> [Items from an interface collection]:
=== Section Start ===

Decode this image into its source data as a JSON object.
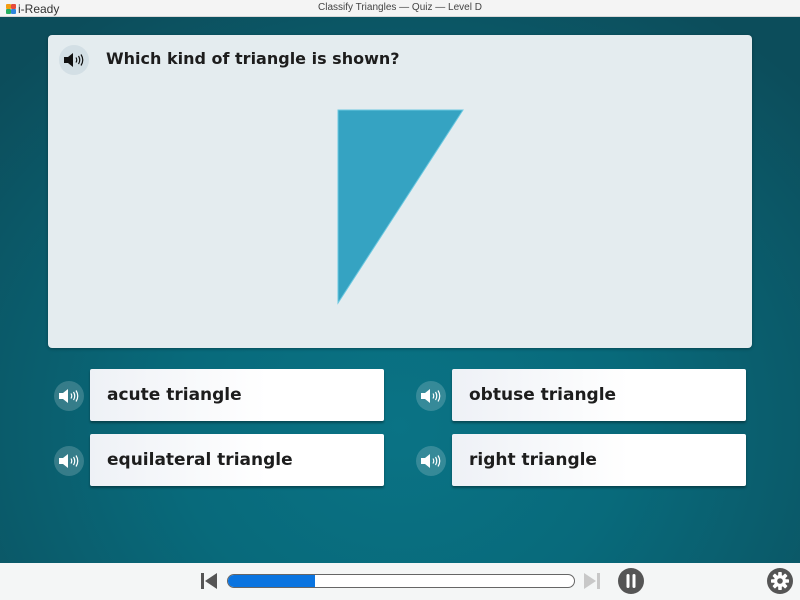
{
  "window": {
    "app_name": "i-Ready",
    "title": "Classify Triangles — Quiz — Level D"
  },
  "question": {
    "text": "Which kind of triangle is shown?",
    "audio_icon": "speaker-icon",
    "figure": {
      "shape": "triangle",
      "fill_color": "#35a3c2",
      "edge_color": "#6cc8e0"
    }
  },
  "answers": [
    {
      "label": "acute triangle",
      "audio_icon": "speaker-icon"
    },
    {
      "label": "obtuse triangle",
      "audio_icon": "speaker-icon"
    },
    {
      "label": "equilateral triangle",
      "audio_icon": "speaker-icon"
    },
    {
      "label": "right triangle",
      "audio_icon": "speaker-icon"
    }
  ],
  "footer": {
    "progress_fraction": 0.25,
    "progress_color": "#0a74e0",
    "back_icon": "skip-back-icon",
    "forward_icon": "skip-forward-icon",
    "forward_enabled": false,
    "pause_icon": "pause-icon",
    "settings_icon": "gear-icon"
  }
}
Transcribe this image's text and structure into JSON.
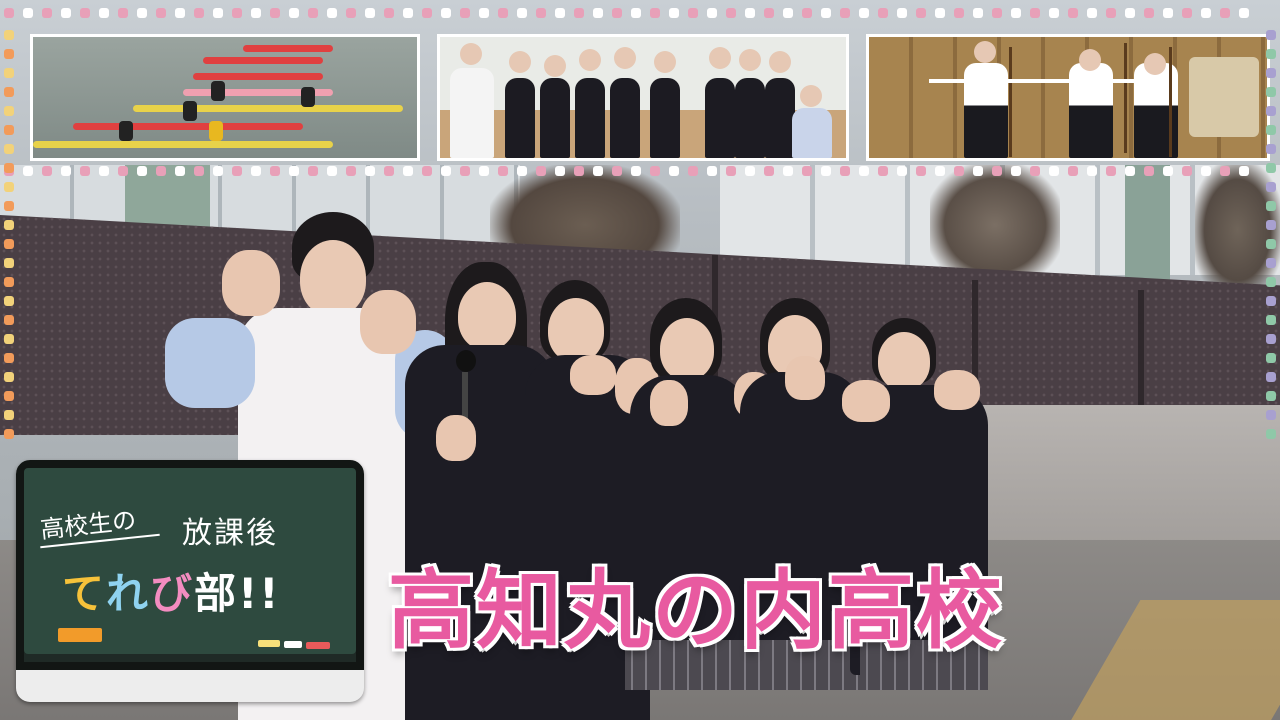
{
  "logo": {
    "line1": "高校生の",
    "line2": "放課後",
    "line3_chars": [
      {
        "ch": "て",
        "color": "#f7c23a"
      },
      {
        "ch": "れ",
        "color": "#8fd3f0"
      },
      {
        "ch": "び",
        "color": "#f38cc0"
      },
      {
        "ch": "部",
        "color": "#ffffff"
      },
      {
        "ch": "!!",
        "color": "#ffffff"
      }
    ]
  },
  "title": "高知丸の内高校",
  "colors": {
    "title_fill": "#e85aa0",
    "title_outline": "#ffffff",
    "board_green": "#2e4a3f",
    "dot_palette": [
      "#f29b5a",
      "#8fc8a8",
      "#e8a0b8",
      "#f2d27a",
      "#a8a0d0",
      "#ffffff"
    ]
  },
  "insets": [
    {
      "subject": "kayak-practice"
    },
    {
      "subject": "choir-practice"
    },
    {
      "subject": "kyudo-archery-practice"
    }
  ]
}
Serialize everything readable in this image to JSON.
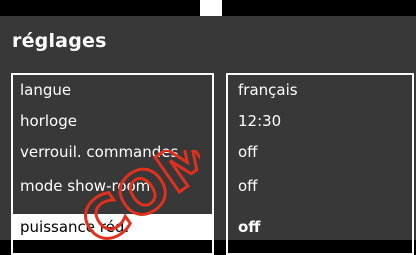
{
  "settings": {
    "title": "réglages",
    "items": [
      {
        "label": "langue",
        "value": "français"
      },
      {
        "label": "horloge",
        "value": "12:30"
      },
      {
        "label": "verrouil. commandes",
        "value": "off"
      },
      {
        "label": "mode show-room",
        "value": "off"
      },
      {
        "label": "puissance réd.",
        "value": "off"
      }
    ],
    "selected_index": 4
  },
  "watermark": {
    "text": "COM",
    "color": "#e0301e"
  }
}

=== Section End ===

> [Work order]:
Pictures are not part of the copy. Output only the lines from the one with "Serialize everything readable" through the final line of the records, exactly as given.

> [Expected output]:
Serialize everything readable in this image to JSON.
{
  "settings": {
    "title": "réglages",
    "items": [
      {
        "label": "langue",
        "value": "français"
      },
      {
        "label": "horloge",
        "value": "12:30"
      },
      {
        "label": "verrouil. commandes",
        "value": "off"
      },
      {
        "label": "mode show-room",
        "value": "off"
      },
      {
        "label": "puissance réd.",
        "value": "off"
      }
    ],
    "selected_index": 4
  },
  "watermark": {
    "text": "COM",
    "color": "#e0301e"
  }
}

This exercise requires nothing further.